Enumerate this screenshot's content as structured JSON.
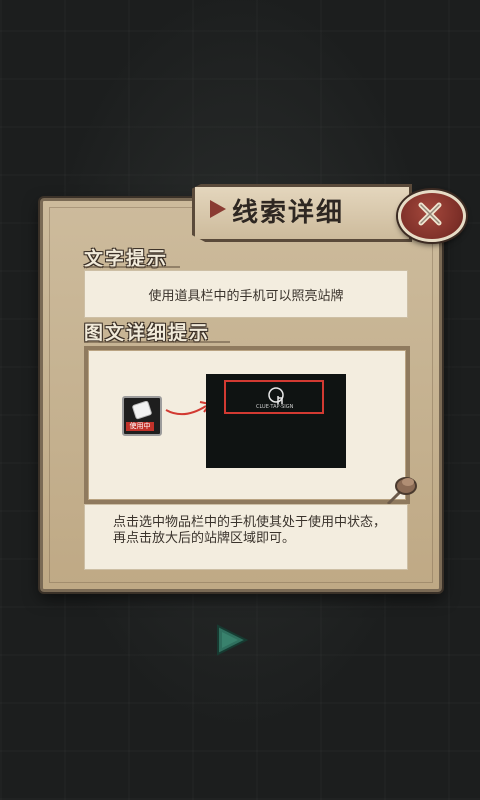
{
  "window": {
    "title": "线索详细"
  },
  "sections": {
    "text_hint_label": "文字提示",
    "text_hint": "使用道具栏中的手机可以照亮站牌",
    "image_hint_label": "图文详细提示",
    "image_hint": {
      "item_tag": "使用中",
      "mini_caption": "CLUE·TAP·SIGN"
    },
    "description": "点击选中物品栏中的手机使其处于使用中状态，再点击放大后的站牌区域即可。"
  },
  "icons": {
    "close": "close-icon",
    "phone": "phone-icon",
    "tap": "tap-icon",
    "pin": "pushpin-icon",
    "next": "next-arrow-icon"
  },
  "colors": {
    "panel": "#c6b392",
    "accent_red": "#8a3b32",
    "highlight_red": "#d23a32",
    "next_arrow": "#2f6f5e"
  }
}
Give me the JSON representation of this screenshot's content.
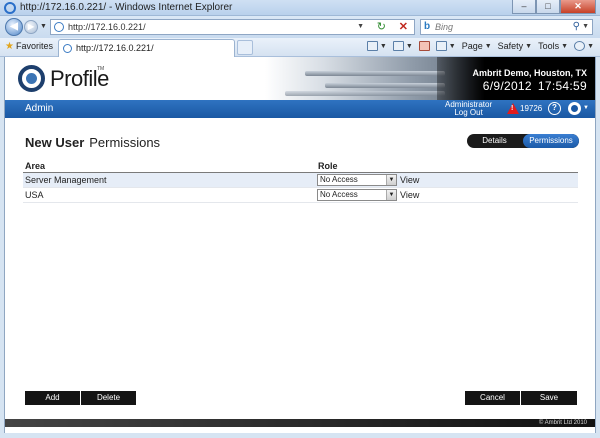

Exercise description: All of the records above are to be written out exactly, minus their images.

Task solution:
Enumerate this screenshot's content as structured JSON.
{
  "window": {
    "title": "线索详细"
  },
  "sections": {
    "text_hint_label": "文字提示",
    "text_hint": "使用道具栏中的手机可以照亮站牌",
    "image_hint_label": "图文详细提示",
    "image_hint": {
      "item_tag": "使用中",
      "mini_caption": "CLUE·TAP·SIGN"
    },
    "description": "点击选中物品栏中的手机使其处于使用中状态，再点击放大后的站牌区域即可。"
  },
  "icons": {
    "close": "close-icon",
    "phone": "phone-icon",
    "tap": "tap-icon",
    "pin": "pushpin-icon",
    "next": "next-arrow-icon"
  },
  "colors": {
    "panel": "#c6b392",
    "accent_red": "#8a3b32",
    "highlight_red": "#d23a32",
    "next_arrow": "#2f6f5e"
  }
}
Give me the JSON representation of this screenshot's content.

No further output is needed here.